      Psaltérion - CMC 74-1278/S95-09798/CD95-489
    By Christopher Allworth
    Halifax, Nova Scotia
    Birch, cedar, brass, gold leaf, quill
    Overall length by width: 45 x 33 cm;
    ribs: 6 cm
    Label: "Christopher Allworth maker,
    Yarmouth, Nova Scotia 1974"

    The instrument was played throughout Europe from the eleventh to the early sixteenth century. Its development was influenced by the quànun, or Middle Eastern psaltery, which the Moors introduced into Spain around the twelfth century. The earliest instruments were square, rectangular or trapezoidal. Around the thirteenth century, there appeared a psaltery called the instrumento di porco, so named because of its curved shape resembling a pig's snout. The instrument shown here is a reproduction of this type of psaltery. The three small sides are decorated with a four-leaf motif painted with tempera and gold leaf.

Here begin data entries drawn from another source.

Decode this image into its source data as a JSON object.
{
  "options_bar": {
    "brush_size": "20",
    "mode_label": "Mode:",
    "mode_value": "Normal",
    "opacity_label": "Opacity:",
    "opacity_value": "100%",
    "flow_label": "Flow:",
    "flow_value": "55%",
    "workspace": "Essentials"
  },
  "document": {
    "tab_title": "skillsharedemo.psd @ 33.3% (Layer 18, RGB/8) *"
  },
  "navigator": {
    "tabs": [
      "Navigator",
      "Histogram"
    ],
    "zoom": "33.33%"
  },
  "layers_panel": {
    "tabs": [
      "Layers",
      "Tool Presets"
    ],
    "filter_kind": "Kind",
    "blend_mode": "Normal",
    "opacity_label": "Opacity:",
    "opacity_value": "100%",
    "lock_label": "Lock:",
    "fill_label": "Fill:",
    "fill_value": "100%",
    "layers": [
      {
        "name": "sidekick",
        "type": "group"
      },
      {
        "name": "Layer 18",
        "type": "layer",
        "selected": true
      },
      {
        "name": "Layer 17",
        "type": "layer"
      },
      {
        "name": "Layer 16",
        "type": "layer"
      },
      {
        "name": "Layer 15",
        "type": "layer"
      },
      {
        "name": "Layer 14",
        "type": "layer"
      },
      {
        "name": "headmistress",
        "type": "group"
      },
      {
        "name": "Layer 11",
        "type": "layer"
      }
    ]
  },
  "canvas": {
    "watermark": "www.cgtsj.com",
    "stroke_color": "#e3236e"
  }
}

    Christopher Allworth

    A trained musician, Christopher Allworth became interested in historic musical instruments in the late 1960s. After completing a master's programme in medieval religious music at the University of  Illinois, he continued his education at Oxford from 1968 to 1971. His study of the religious iconography and music of the Middle Ages drew him naturally to study the instruments of that period. After returning to Canada, Allworth taught music in Yarmouth, Nova Scotia. In 1984, he moved to Halifax, where he teaches only part-time at the Atlantic School of Theology in order to devote more time to the craft of luthier. He also works as organist and music director at St. John's Anglican church.

    The first instruments that Christopher Allworth crafted were reproductions of instruments used before 1450. They include the psaltery, vithele, medieval viol, symphonia (medieval hurdy-gurdy), harp, and lyra (or gigue). In the last few years, he has worked exclusively on bow instruments: the viol, the vithele and the lyra. His wife, Carolyn, paints the decorative motifs in tempera and applies gold leaf, in keeping with the style appropriate to each instrument.

    Christopher Allworth's label